The growth of moss on the surface of flower beds and other cultivated areas is less a menace to other plants than it is an indicator of soil and moisture conditions that may or may not be favorable for the garden plants you have chosen. In some instances, moss is viewed as a positive addition, providing soil stabilization on erosion-prone slopes, soil cooling for shallow-rooted cultivars and companion planting for ferns and other shade garden plants.
What Causes Moss to Grow?
Moss is a type of fungus. It does not have deep roots--so it does not compete with other plants for soil nutrients--and tends to thrive in moist, acidic (low pH) soils. Many shrubs and flowers prefer neutral and even alkaline (high pH) conditions.
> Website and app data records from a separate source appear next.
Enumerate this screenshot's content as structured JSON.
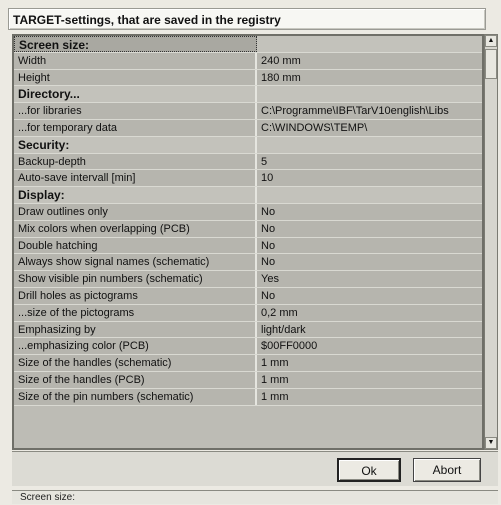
{
  "window": {
    "title": "TARGET-settings, that are saved in the registry"
  },
  "rows": [
    {
      "name": "Screen size:",
      "value": "",
      "header": true
    },
    {
      "name": "Width",
      "value": "240 mm"
    },
    {
      "name": "Height",
      "value": "180 mm"
    },
    {
      "name": "Directory...",
      "value": "",
      "header": true
    },
    {
      "name": "...for libraries",
      "value": "C:\\Programme\\IBF\\TarV10english\\Libs"
    },
    {
      "name": "...for temporary data",
      "value": "C:\\WINDOWS\\TEMP\\"
    },
    {
      "name": "Security:",
      "value": "",
      "header": true
    },
    {
      "name": "Backup-depth",
      "value": "5"
    },
    {
      "name": "Auto-save intervall [min]",
      "value": "10"
    },
    {
      "name": "Display:",
      "value": "",
      "header": true
    },
    {
      "name": "Draw outlines only",
      "value": "No"
    },
    {
      "name": "Mix colors when overlapping (PCB)",
      "value": "No"
    },
    {
      "name": "Double hatching",
      "value": "No"
    },
    {
      "name": "Always show signal names (schematic)",
      "value": "No"
    },
    {
      "name": "Show visible pin numbers (schematic)",
      "value": "Yes"
    },
    {
      "name": "Drill holes as pictograms",
      "value": "No"
    },
    {
      "name": "...size of the pictograms",
      "value": "0,2 mm"
    },
    {
      "name": "Emphasizing by",
      "value": "light/dark"
    },
    {
      "name": "...emphasizing color (PCB)",
      "value": "$00FF0000"
    },
    {
      "name": "Size of the handles (schematic)",
      "value": "1 mm"
    },
    {
      "name": "Size of the handles (PCB)",
      "value": "1 mm"
    },
    {
      "name": "Size of the pin numbers (schematic)",
      "value": "1 mm"
    }
  ],
  "buttons": {
    "ok_label": "Ok",
    "abort_label": "Abort"
  },
  "status": {
    "text": "Screen size:"
  }
}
Unless you are growing acid-loving plants like rhododendrons, forest ferns or camellias, the presence of moss is a symptom of soil conditions that prevent some flowers and shrubs from thriving.
Since moss is so shallow rooted, you can scrape moss from the surface of your soil with a hoe or other light garden tool without disturbing the roots of your other garden plants. It will generally come back over time, but if the area is small, or if you want to keep the soil acidic for your other plants, this may be all you need to do.
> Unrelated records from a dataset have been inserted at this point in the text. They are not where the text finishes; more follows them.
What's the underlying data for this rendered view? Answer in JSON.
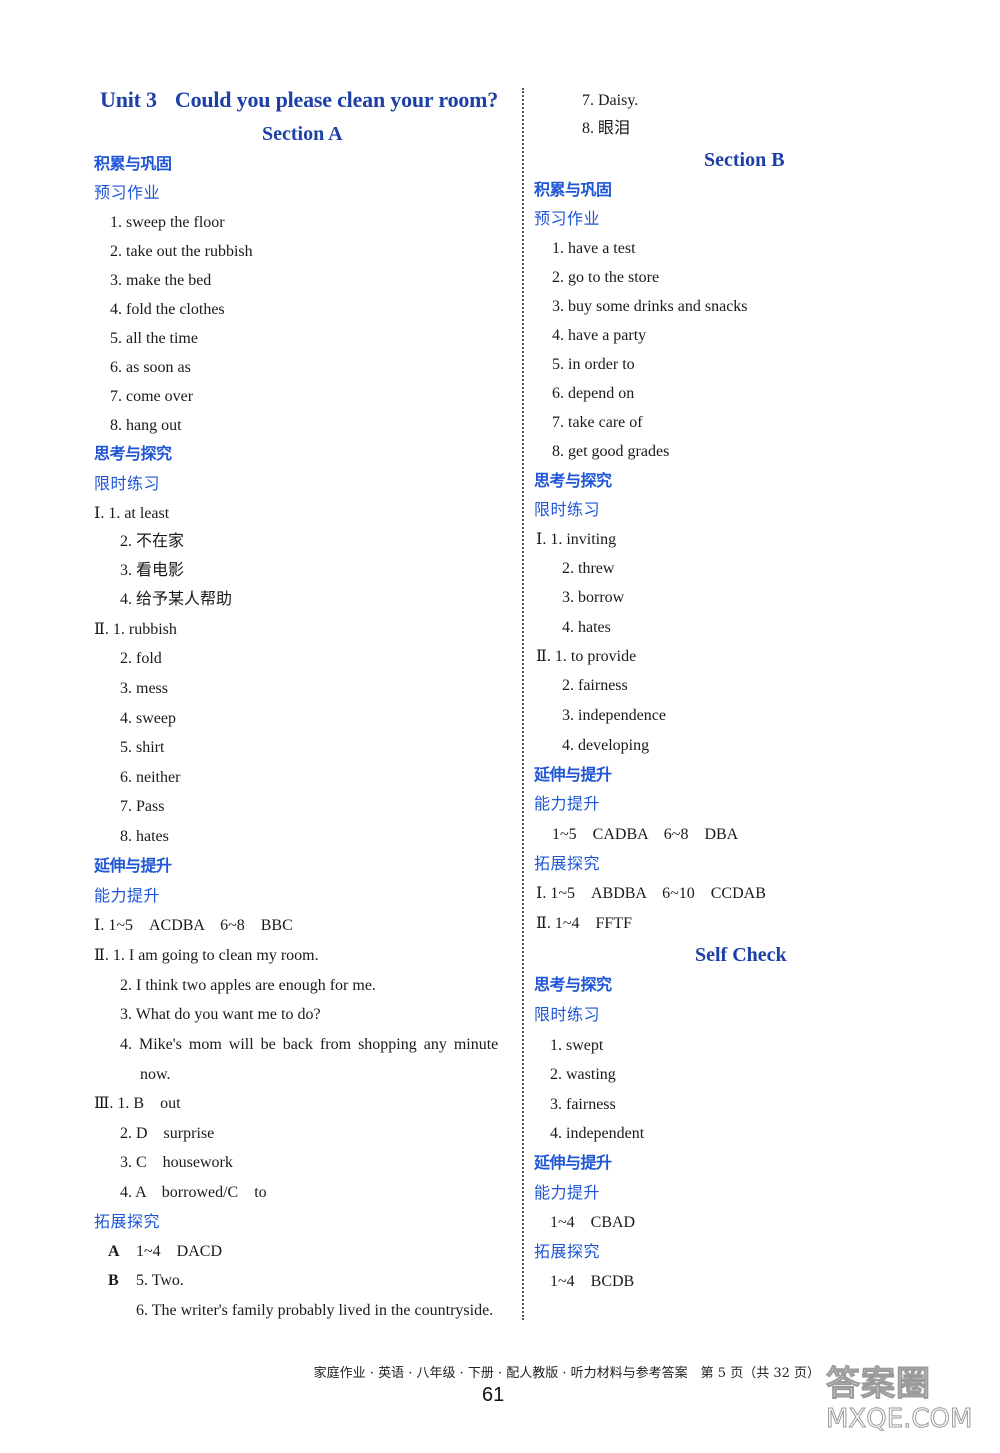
{
  "unit": {
    "label": "Unit 3",
    "title": "Could you please clean your room?"
  },
  "sectionA": {
    "title": "Section A",
    "block1": {
      "heading": "积累与巩固",
      "sub": "预习作业",
      "items": [
        "1. sweep the floor",
        "2. take out the rubbish",
        "3. make the bed",
        "4. fold the clothes",
        "5. all the time",
        "6. as soon as",
        "7. come over",
        "8. hang out"
      ]
    },
    "block2": {
      "heading": "思考与探究",
      "sub": "限时练习",
      "I": [
        "Ⅰ. 1. at least",
        "2. 不在家",
        "3. 看电影",
        "4. 给予某人帮助"
      ],
      "II": [
        "Ⅱ. 1. rubbish",
        "2. fold",
        "3. mess",
        "4. sweep",
        "5. shirt",
        "6. neither",
        "7. Pass",
        "8. hates"
      ]
    },
    "block3": {
      "heading": "延伸与提升",
      "sub": "能力提升",
      "I": "Ⅰ. 1~5　ACDBA　6~8　BBC",
      "II": [
        "Ⅱ. 1. I am going to clean my room.",
        "2. I think two apples are enough for me.",
        "3. What do you want me to do?",
        "4. Mike's mom will be back from shopping any minute",
        "now."
      ],
      "III": [
        "Ⅲ. 1. B　out",
        "2. D　surprise",
        "3. C　housework",
        "4. A　borrowed/C　to"
      ]
    },
    "block4": {
      "sub": "拓展探究",
      "A_tag": "A",
      "A": "1~4　DACD",
      "B_tag": "B",
      "B": [
        "5. Two.",
        "6. The writer's family probably lived in the countryside."
      ]
    }
  },
  "sectionA_cont": [
    "7. Daisy.",
    "8. 眼泪"
  ],
  "sectionB": {
    "title": "Section B",
    "block1": {
      "heading": "积累与巩固",
      "sub": "预习作业",
      "items": [
        "1. have a test",
        "2. go to the store",
        "3. buy some drinks and snacks",
        "4. have a party",
        "5. in order to",
        "6. depend on",
        "7. take care of",
        "8. get good grades"
      ]
    },
    "block2": {
      "heading": "思考与探究",
      "sub": "限时练习",
      "I": [
        "Ⅰ. 1. inviting",
        "2. threw",
        "3. borrow",
        "4. hates"
      ],
      "II": [
        "Ⅱ. 1. to provide",
        "2. fairness",
        "3. independence",
        "4. developing"
      ]
    },
    "block3": {
      "heading": "延伸与提升",
      "sub": "能力提升",
      "answer": "1~5　CADBA　6~8　DBA",
      "sub2": "拓展探究",
      "I": "Ⅰ. 1~5　ABDBA　6~10　CCDAB",
      "II": "Ⅱ. 1~4　FFTF"
    }
  },
  "selfCheck": {
    "title": "Self Check",
    "heading": "思考与探究",
    "sub": "限时练习",
    "items": [
      "1. swept",
      "2. wasting",
      "3. fairness",
      "4. independent"
    ],
    "heading2": "延伸与提升",
    "sub2": "能力提升",
    "answer2": "1~4　CBAD",
    "sub3": "拓展探究",
    "answer3": "1~4　BCDB"
  },
  "footer": {
    "text": "家庭作业 · 英语 · 八年级 · 下册 · 配人教版 · 听力材料与参考答案　第 5 页（共 32 页）",
    "page_number": "61"
  },
  "watermark": {
    "cn": "答案圈",
    "en": "MXQE.COM"
  }
}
There are moss-killing commercial products available at your local garden center. These are not generally considered appropriate for vegetable or herb gardens, but can be used in lawns and flower beds. Application forms include liquid spray or granules that you sprinkle over the surface of the soil and moss. Pay close attention to application instructions on the containers, to avoid accidental damage to other plants.
Amending Garden Soil
If your preferred flowers and shrubs need non-acidic soil that drains better, the moss is your red flag that the soil should be amended. This approach will both improve the health of the other plants and create inhospitable conditions for the moss.
Soil amendments that raise pH include limestone, wood ash, bone meal and oyster shell. Consult your local garden center for a kit to test your pH. Some stores will test it for you if you bring in a sample. The amendment packaging or a knowledgeable salesperson will give the application rate--the amount of amendment to use for your square feet of space.
If you have not already planted your garden, you can till in enough of your chosen amendment all at once to bring soil pH into line with your needs. If the garden is already planted, be more cautious and add the amendment over time because a sudden change in pH is as shocking to a plant as a sudden frost would be.
In the latter instance, scrape the moss aside, rough up the soil surface to a depth that won't disturb the other plant roots, and sprinkle on some of your amendment. You can then let water and time take the amendment into the soil gradually. Let the general health of the plants be your guide to further applications. If they look good and the moss doesn't come back, then you're done.
Don't overdo alkaline amendments. If you take pH too high, it will cause some soil nutrients to become unavailable to your plants.
Sunlight and dryness are the enemies of moss. A sunny, well-drained area shouldn't grow much moss.
Billie Jo Jannen
Billie Jo Jannen is a politics and lifestyle columnist in rural San Diego County and a senior copy editor for Demand Media. Her writing and editing career spans 23 years, and she specializes in border and environmental affairs. Jannen's eclectic education includes engineering and horticulture, and she represents the Rural Economic Action League in regional economic development planning.